YOUR INSTRUCTIONS: The task calls for each record to be given again unchanged, minus any pictures.

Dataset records
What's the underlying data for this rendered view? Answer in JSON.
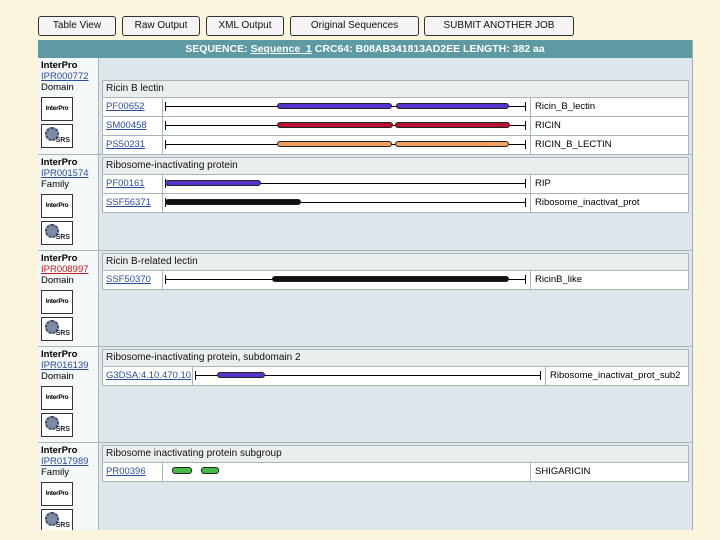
{
  "toolbar": {
    "table_view": "Table View",
    "raw_output": "Raw Output",
    "xml_output": "XML Output",
    "original_sequences": "Original Sequences",
    "submit_another_job": "SUBMIT ANOTHER JOB"
  },
  "sequence": {
    "label": "SEQUENCE:",
    "link": "Sequence_1",
    "details": "CRC64: B08AB341813AD2EE LENGTH: 382 aa"
  },
  "icons": {
    "interpro_logo": "InterPro",
    "srs_logo": "SRS"
  },
  "entries": [
    {
      "db": "InterPro",
      "acc": "IPR000772",
      "type": "Domain",
      "acc_color": "#2a4d9e",
      "title": "Ricin B lectin",
      "rows": [
        {
          "acc": "PF00652",
          "name": "Ricin_B_lectin"
        },
        {
          "acc": "SM00458",
          "name": "RICIN"
        },
        {
          "acc": "PS50231",
          "name": "RICIN_B_LECTIN"
        }
      ]
    },
    {
      "db": "InterPro",
      "acc": "IPR001574",
      "type": "Family",
      "acc_color": "#2a4d9e",
      "title": "Ribosome-inactivating protein",
      "rows": [
        {
          "acc": "PF00161",
          "name": "RIP"
        },
        {
          "acc": "SSF56371",
          "name": "Ribosome_inactivat_prot"
        }
      ]
    },
    {
      "db": "InterPro",
      "acc": "IPR008997",
      "type": "Domain",
      "acc_color": "#c02020",
      "title": "Ricin B-related lectin",
      "rows": [
        {
          "acc": "SSF50370",
          "name": "RicinB_like"
        }
      ]
    },
    {
      "db": "InterPro",
      "acc": "IPR016139",
      "type": "Domain",
      "acc_color": "#2a4d9e",
      "title": "Ribosome-inactivating protein, subdomain 2",
      "rows": [
        {
          "acc": "G3DSA:4.10.470.10",
          "name": "Ribosome_inactivat_prot_sub2"
        }
      ]
    },
    {
      "db": "InterPro",
      "acc": "IPR017989",
      "type": "Family",
      "acc_color": "#2a4d9e",
      "title": "Ribosome inactivating protein subgroup",
      "rows": [
        {
          "acc": "PR00396",
          "name": "SHIGARICIN"
        }
      ]
    }
  ]
}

SOLUTION TO THIS EXERCISE:
What's the underlying data for this rendered view? Answer in JSON.
{
  "toolbar": {
    "table_view": "Table View",
    "raw_output": "Raw Output",
    "xml_output": "XML Output",
    "original_sequences": "Original Sequences",
    "submit_another_job": "SUBMIT ANOTHER JOB"
  },
  "sequence": {
    "label": "SEQUENCE:",
    "link": "Sequence_1",
    "details": "CRC64: B08AB341813AD2EE LENGTH: 382 aa"
  },
  "icons": {
    "interpro_logo": "InterPro",
    "srs_logo": "SRS"
  },
  "entries": [
    {
      "db": "InterPro",
      "acc": "IPR000772",
      "type": "Domain",
      "acc_color": "#2a4d9e",
      "title": "Ricin B lectin",
      "rows": [
        {
          "acc": "PF00652",
          "name": "Ricin_B_lectin"
        },
        {
          "acc": "SM00458",
          "name": "RICIN"
        },
        {
          "acc": "PS50231",
          "name": "RICIN_B_LECTIN"
        }
      ]
    },
    {
      "db": "InterPro",
      "acc": "IPR001574",
      "type": "Family",
      "acc_color": "#2a4d9e",
      "title": "Ribosome-inactivating protein",
      "rows": [
        {
          "acc": "PF00161",
          "name": "RIP"
        },
        {
          "acc": "SSF56371",
          "name": "Ribosome_inactivat_prot"
        }
      ]
    },
    {
      "db": "InterPro",
      "acc": "IPR008997",
      "type": "Domain",
      "acc_color": "#c02020",
      "title": "Ricin B-related lectin",
      "rows": [
        {
          "acc": "SSF50370",
          "name": "RicinB_like"
        }
      ]
    },
    {
      "db": "InterPro",
      "acc": "IPR016139",
      "type": "Domain",
      "acc_color": "#2a4d9e",
      "title": "Ribosome-inactivating protein, subdomain 2",
      "rows": [
        {
          "acc": "G3DSA:4.10.470.10",
          "name": "Ribosome_inactivat_prot_sub2"
        }
      ]
    },
    {
      "db": "InterPro",
      "acc": "IPR017989",
      "type": "Family",
      "acc_color": "#2a4d9e",
      "title": "Ribosome inactivating protein subgroup",
      "rows": [
        {
          "acc": "PR00396",
          "name": "SHIGARICIN"
        }
      ]
    }
  ]
}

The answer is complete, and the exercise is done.